Ah, our favourite question! It looks as though Bali will reopen for tourism next month, and the Indonesian government is in talks with Singapore, China, South Korea, India, the Netherlands, and United Arab Emirates to create reciprocal green lanes – something we can expect to see other countries practice as we ease into full-on travel mode.
Many EU countries (including France, Spain, Greece, Germany, and more) are welcoming foreign travellers who have received one of the coronavirus vaccines approved by European regulators at least 14 days before their arrivals. The list of approved vaccines under the EU includes Pfizer and BioNTech, Moderna, AstraZeneca, and Johnson & Johnson. Find out what to expect and how to navigate travelling in the respective countries here.
How soon can we travel again and will it be safe now that we’re thinking of vaccine passports?

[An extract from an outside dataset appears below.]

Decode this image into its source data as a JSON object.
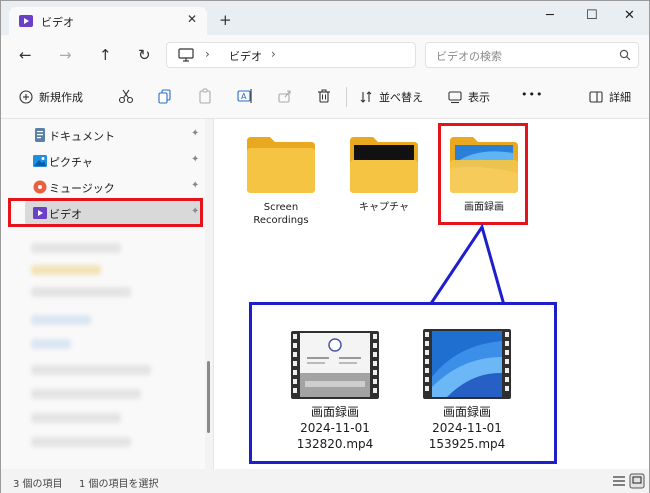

While we are optimistic and eager about eating airplane food again, it’s too early to say. An expert from the World Health Organization said that it’s, “too early for Europe to issue vaccine passports to allow residents to move freely between countries given the still grave epidemic situation and suggested that WHO take the lead on the vaccine passport issue to set up standards and countries can issue the passports under the WHO guidance based on the scientific evidence.”